AP (Dec. 18, 2014) As part of a six-month investigation of child maltreatment deaths, the AP found that hundreds of deaths from horrific abuse and neglect could have been prevented. AP's Haven Daley reports. (Dec. 18) Video provided by AP
Powered by NewsLook.com
When You Lose Weight, This Is Where The Fat Goes

When You Lose Weight, This Is Where The Fat Goes

Newsy (Dec. 17, 2014) Can fat disappear into thin air? New research finds that during weight loss, over 80 percent of a person's fat molecules escape through the lungs.

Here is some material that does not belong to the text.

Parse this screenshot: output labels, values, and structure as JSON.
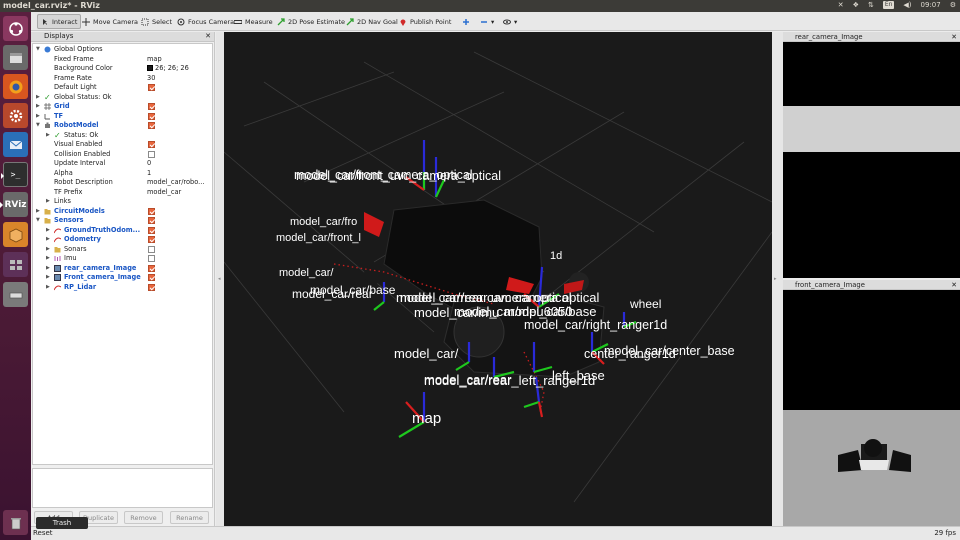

Video provided by Newsy
Powered by NewsLook.com
The Hottest Food Trends for 2015

The Hottest Food Trends for 2015

Buzz60 (Dec. 17, 2014) Urbanspoon predicts whicg food trends will dominate the culinary scene in 2015. Mara Montalbano (@maramontalbano) has the story. Video provided by Buzz60
Powered by NewsLook.com

Search ScienceDaily

Number of stories in archives: 140,361

Find with keyword(s):
Enter a keyword or phrase to search ScienceDaily for related topics and research stories.

Save/Print:
Share:

Breaking News:

Strange & Offbeat Stories


Plants & Animals

Earth & Climate

Fossils & Ruins

In Other News

... from NewsDaily.com

Science News

Health News

Environment News

Technology News



Save/Print:
Share:

Free Subscriptions


Get the latest science news with ScienceDaily's free email newsletters, updated daily and weekly. Or view hourly updated newsfeeds in your RSS reader:

Get Social & Mobile


Keep up to date with the latest news from ScienceDaily via social networks and mobile apps:

Have Feedback?


Tell us what you think of ScienceDaily -- we welcome both positive and negative comments. Have any problems using the site? Questions?
Mobile: iPhone Android Web
Follow: Facebook Twitter Google+
Subscribe: RSS Feeds Email Newsletters
Latest Headlines Health & Medicine Mind & Brain Space & Time Matter & Energy Computers & Math Plants & Animals Earth & Climate Fossils & Ruins